Hedge"hog` (?), n.
A small European insectivore (Erinaceus Europæus), and other allied species of Asia and Africa, having the hair on the upper part of its body mixed with prickles or spines. It is able to roll itself into a ball so as to present the spines outwardly in every direction. It is nocturnal in its habits, feeding chiefly upon insects.
The Canadian porcupine.[U.S]
A species of Medicago (M. intertexta), the pods of which are armed with short spines; -- popularly so called. Loudon.
A form of dredging machine. Knight.
Hedgehog caterpillar (Zoöl.), the hairy larvæ of several species of bombycid moths, as of the Isabella moth. It curls up like a hedgehog when disturbed. See Woolly bear, and Isabella moth. --
Hedgehog fish (Zoöl.), any spinose plectognath fish, esp. of the genus Diodon; the porcupine fish. --
Hedgehog grass (Bot.), a grass with spiny involucres, growing on sandy shores; burgrass (Cenchrus tribuloides). --
Hedgehog rat (Zoöl.), one of several West Indian rodents, allied to the porcupines, but with ratlike tails, and few quills, or only stiff bristles. The hedgehog rats belong to Capromys, Plagiodon, and allied genera. --
Hedgehog shell (Zoöl.), any spinose, marine, univalve shell of the genus Murex. --
Hedgehog thistle (Bot.), a plant of the Cactus family, globular in form, and covered with spines (Echinocactus). --
Sea hedgehog. See Diodon.
© Webster 1913
Hedge"hog`, n. (Elec.)

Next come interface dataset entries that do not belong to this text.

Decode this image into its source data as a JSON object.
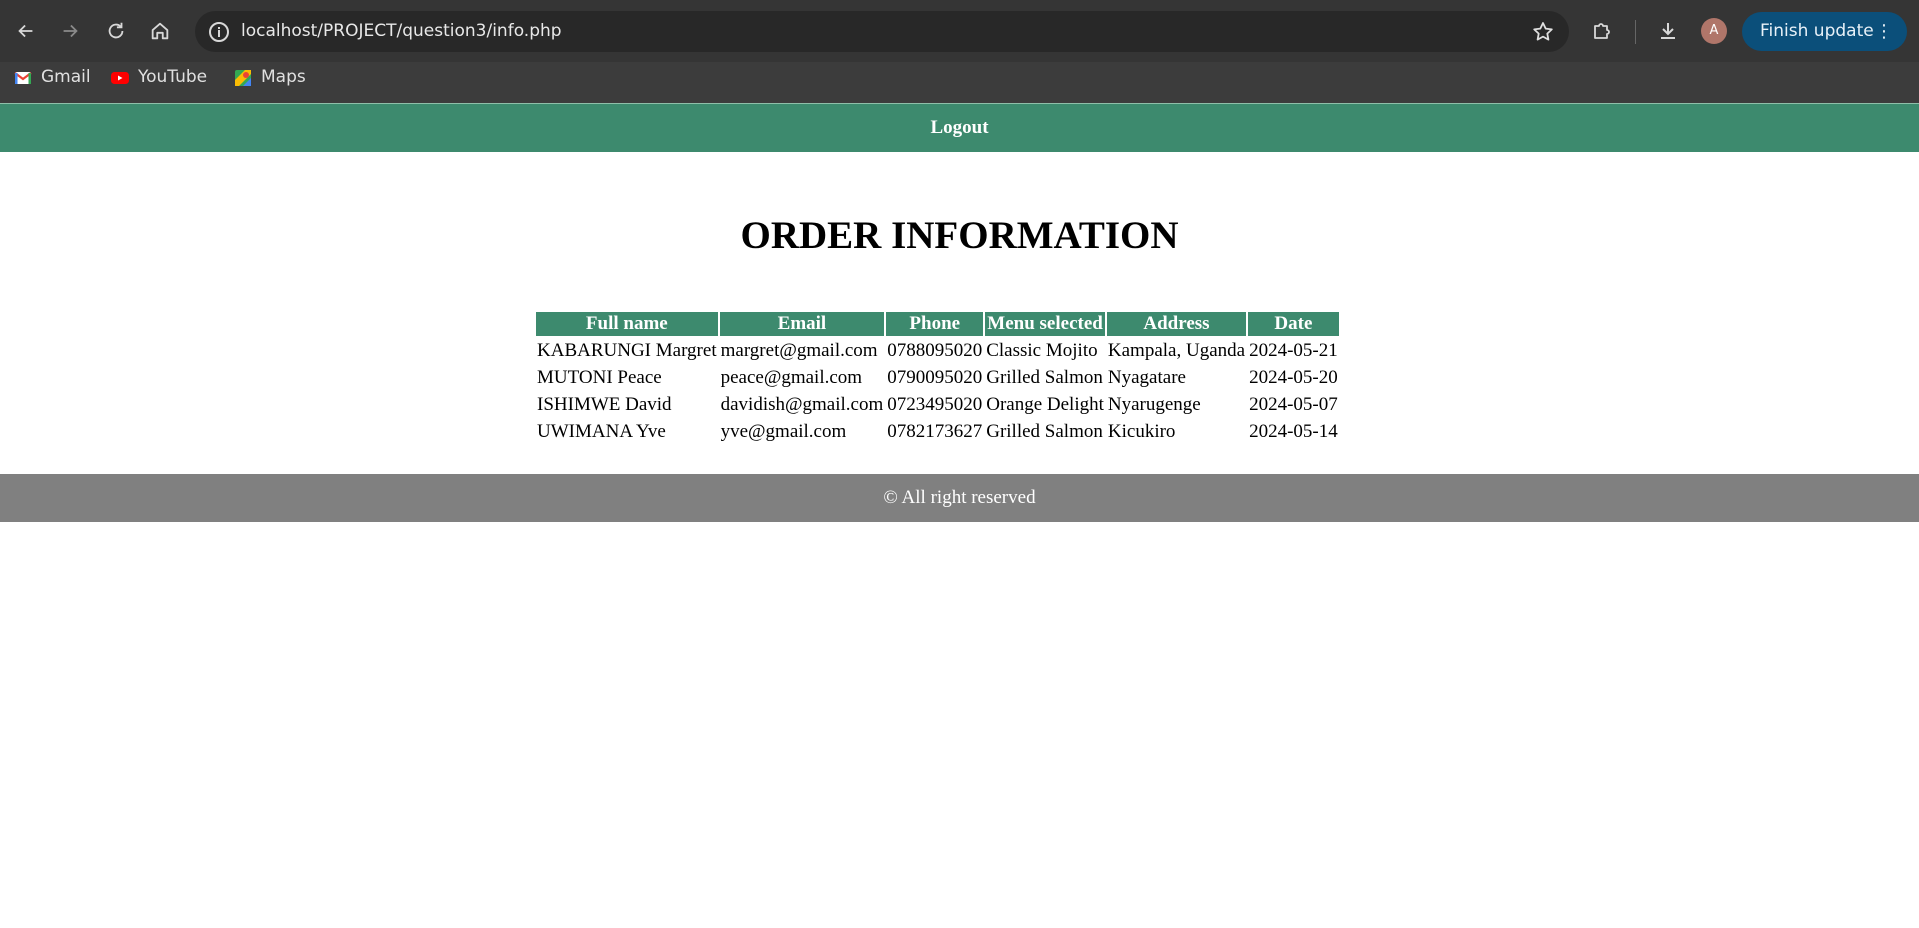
{
  "browser": {
    "url": "localhost/PROJECT/question3/info.php",
    "finish_update_label": "Finish update",
    "profile_initial": "A",
    "bookmarks": [
      {
        "label": "Gmail",
        "icon": "gmail-icon"
      },
      {
        "label": "YouTube",
        "icon": "youtube-icon"
      },
      {
        "label": "Maps",
        "icon": "maps-icon"
      }
    ]
  },
  "nav": {
    "logout_label": "Logout"
  },
  "page": {
    "title": "ORDER INFORMATION"
  },
  "table": {
    "headers": [
      "Full name",
      "Email",
      "Phone",
      "Menu selected",
      "Address",
      "Date"
    ],
    "rows": [
      [
        "KABARUNGI Margret",
        "margret@gmail.com",
        "0788095020",
        "Classic Mojito",
        "Kampala, Uganda",
        "2024-05-21"
      ],
      [
        "MUTONI Peace",
        "peace@gmail.com",
        "0790095020",
        "Grilled Salmon",
        "Nyagatare",
        "2024-05-20"
      ],
      [
        "ISHIMWE David",
        "davidish@gmail.com",
        "0723495020",
        "Orange Delight",
        "Nyarugenge",
        "2024-05-07"
      ],
      [
        "UWIMANA Yve",
        "yve@gmail.com",
        "0782173627",
        "Grilled Salmon",
        "Kicukiro",
        "2024-05-14"
      ]
    ]
  },
  "footer": {
    "text": "© All right reserved"
  },
  "colors": {
    "accent_green": "#3d8a6e",
    "footer_gray": "#808080",
    "update_blue": "#0b4f7a"
  }
}
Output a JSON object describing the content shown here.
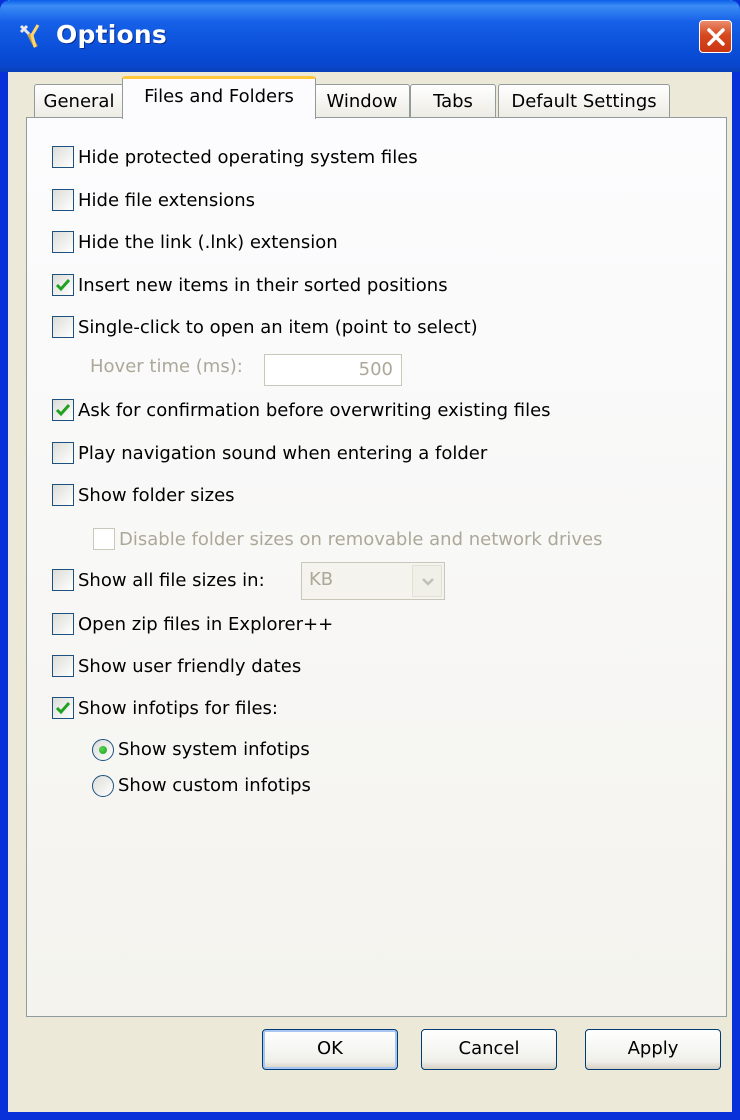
{
  "window": {
    "title": "Options",
    "app_icon": "tools-icon",
    "close_icon": "close-icon"
  },
  "tabs": [
    {
      "label": "General",
      "active": false
    },
    {
      "label": "Files and Folders",
      "active": true
    },
    {
      "label": "Window",
      "active": false
    },
    {
      "label": "Tabs",
      "active": false
    },
    {
      "label": "Default Settings",
      "active": false
    }
  ],
  "options": {
    "hide_protected": {
      "label": "Hide protected operating system files",
      "checked": false
    },
    "hide_extensions": {
      "label": "Hide file extensions",
      "checked": false
    },
    "hide_lnk": {
      "label": "Hide the link (.lnk) extension",
      "checked": false
    },
    "insert_sorted": {
      "label": "Insert new items in their sorted positions",
      "checked": true
    },
    "single_click": {
      "label": "Single-click to open an item (point to select)",
      "checked": false
    },
    "hover_time": {
      "label": "Hover time (ms):",
      "value": "500",
      "enabled": false
    },
    "ask_confirm": {
      "label": "Ask for confirmation before overwriting existing files",
      "checked": true
    },
    "nav_sound": {
      "label": "Play navigation sound when entering a folder",
      "checked": false
    },
    "folder_sizes": {
      "label": "Show folder sizes",
      "checked": false
    },
    "disable_folder_sizes": {
      "label": "Disable folder sizes on removable and network drives",
      "checked": false,
      "enabled": false
    },
    "all_file_sizes": {
      "label": "Show all file sizes in:",
      "checked": false,
      "unit": "KB",
      "enabled": false
    },
    "open_zip": {
      "label": "Open zip files in Explorer++",
      "checked": false
    },
    "friendly_dates": {
      "label": "Show user friendly dates",
      "checked": false
    },
    "infotips": {
      "label": "Show infotips for files:",
      "checked": true
    },
    "infotip_system": {
      "label": "Show system infotips",
      "selected": true
    },
    "infotip_custom": {
      "label": "Show custom infotips",
      "selected": false
    }
  },
  "buttons": {
    "ok": "OK",
    "cancel": "Cancel",
    "apply": "Apply"
  },
  "colors": {
    "titlebar": "#0A4ED8",
    "dialog_bg": "#ECE9D8",
    "check": "#21A121",
    "tab_highlight": "#FFC83C",
    "close": "#D8491E"
  }
}
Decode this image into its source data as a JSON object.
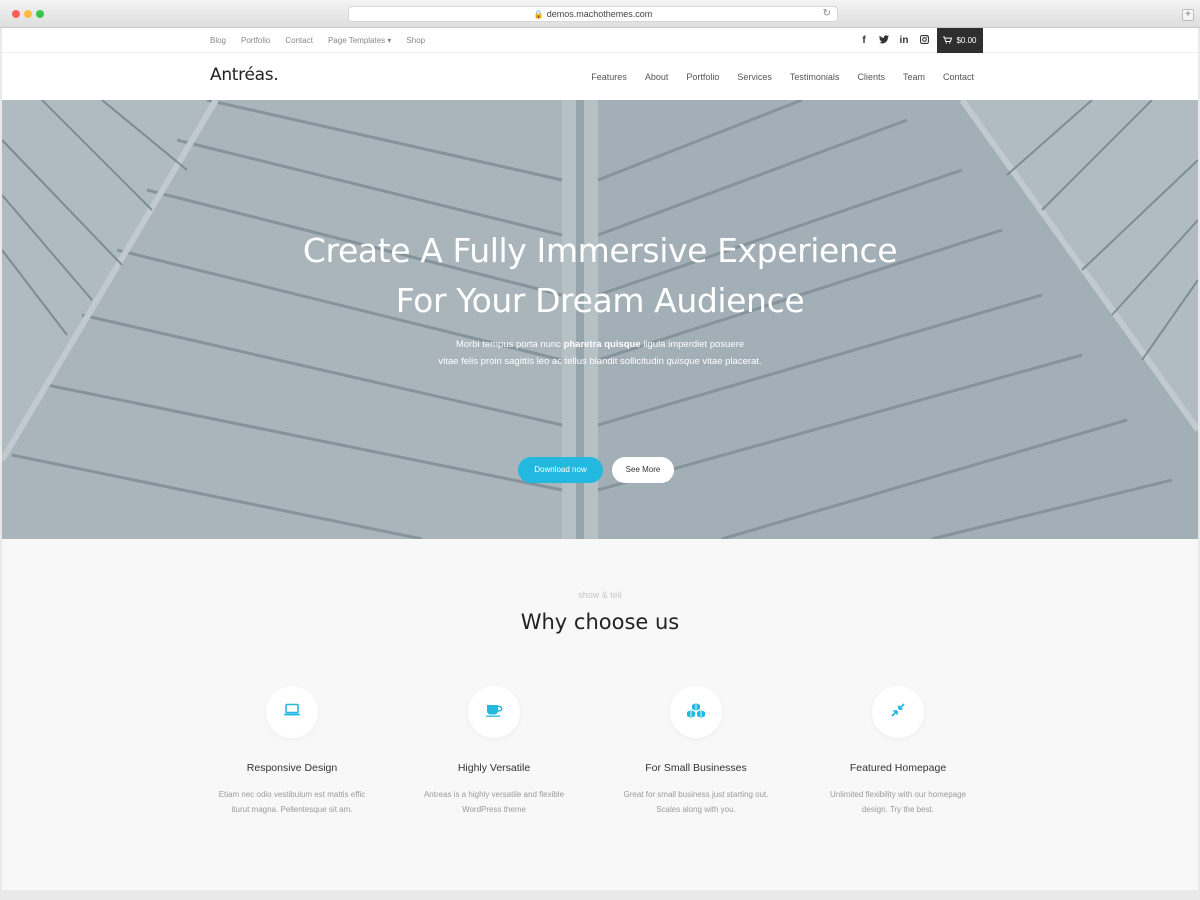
{
  "browser": {
    "url": "demos.machothemes.com"
  },
  "topbar": {
    "links": [
      "Blog",
      "Portfolio",
      "Contact",
      "Page Templates ▾",
      "Shop"
    ],
    "social_icons": [
      "facebook-icon",
      "twitter-icon",
      "linkedin-icon",
      "instagram-icon"
    ],
    "cart_total": "$0.00"
  },
  "header": {
    "logo": "Antréas.",
    "menu": [
      "Features",
      "About",
      "Portfolio",
      "Services",
      "Testimonials",
      "Clients",
      "Team",
      "Contact"
    ]
  },
  "hero": {
    "title_line1": "Create A Fully Immersive Experience",
    "title_line2": "For Your Dream Audience",
    "sub_line1_a": "Morbi tempus porta nunc ",
    "sub_line1_b": "pharetra quisque",
    "sub_line1_c": " ligula imperdiet posuere",
    "sub_line2_a": "vitae felis proin sagittis leo ac tellus blandit sollicitudin ",
    "sub_line2_b": "quisque",
    "sub_line2_c": " vitae placerat.",
    "primary_button": "Download now",
    "secondary_button": "See More"
  },
  "why": {
    "eyebrow": "show & tell",
    "title": "Why choose us",
    "features": [
      {
        "icon": "laptop-icon",
        "title": "Responsive Design",
        "desc_line1": "Etiam nec odio vestibulum est mattis effic",
        "desc_line2": "iturut magna. Pellentesque sit am."
      },
      {
        "icon": "coffee-cup-icon",
        "title": "Highly Versatile",
        "desc_line1": "Antreas is a highly versatile and flexible",
        "desc_line2": "WordPress theme"
      },
      {
        "icon": "cubes-icon",
        "title": "For Small Businesses",
        "desc_line1": "Great for small business just starting out.",
        "desc_line2": "Scales along with you."
      },
      {
        "icon": "compress-icon",
        "title": "Featured Homepage",
        "desc_line1": "Unlimited flexibility with our homepage",
        "desc_line2": "design. Try the best."
      }
    ]
  },
  "colors": {
    "accent": "#22b8e0",
    "dark": "#2e2e2e"
  }
}
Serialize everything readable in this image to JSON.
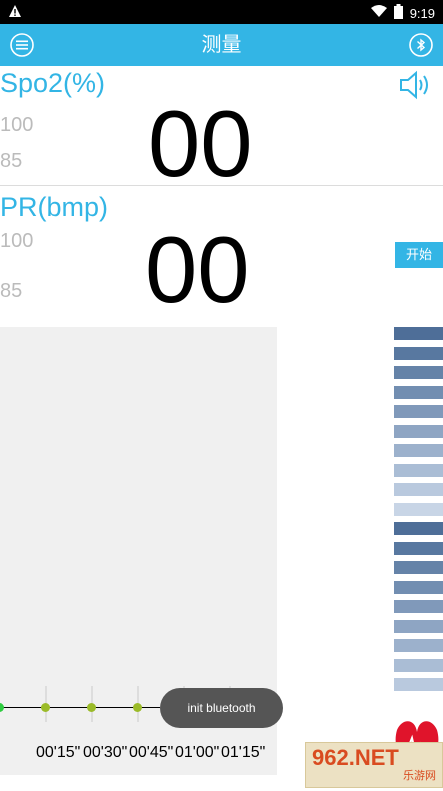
{
  "status_bar": {
    "time": "9:19",
    "warning_icon": "warning-icon",
    "wifi_icon": "wifi-icon",
    "battery_icon": "battery-icon"
  },
  "app_bar": {
    "title": "测量",
    "menu_icon": "menu-icon",
    "bluetooth_icon": "bluetooth-icon"
  },
  "spo2": {
    "label": "Spo2(%)",
    "upper_limit": "100",
    "lower_limit": "85",
    "value": "00"
  },
  "pr": {
    "label": "PR(bmp)",
    "upper_limit": "100",
    "lower_limit": "85",
    "value": "00"
  },
  "start_button": {
    "label": "开始"
  },
  "timeline": {
    "labels": [
      "00'15\"",
      "00'30\"",
      "00'45\"",
      "01'00\"",
      "01'15\""
    ]
  },
  "toast": {
    "text": "init bluetooth"
  },
  "colors": {
    "accent": "#33b5e5",
    "dot": "#9bbb28",
    "heart": "#e0142b"
  },
  "watermark": {
    "logo": "962.NET",
    "sub": "乐游网"
  }
}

A variety of transformer with open magnetic circuit, the ends of the iron wire core being turned outward and presenting a bristling appearance, whence the name.
© Webster 1913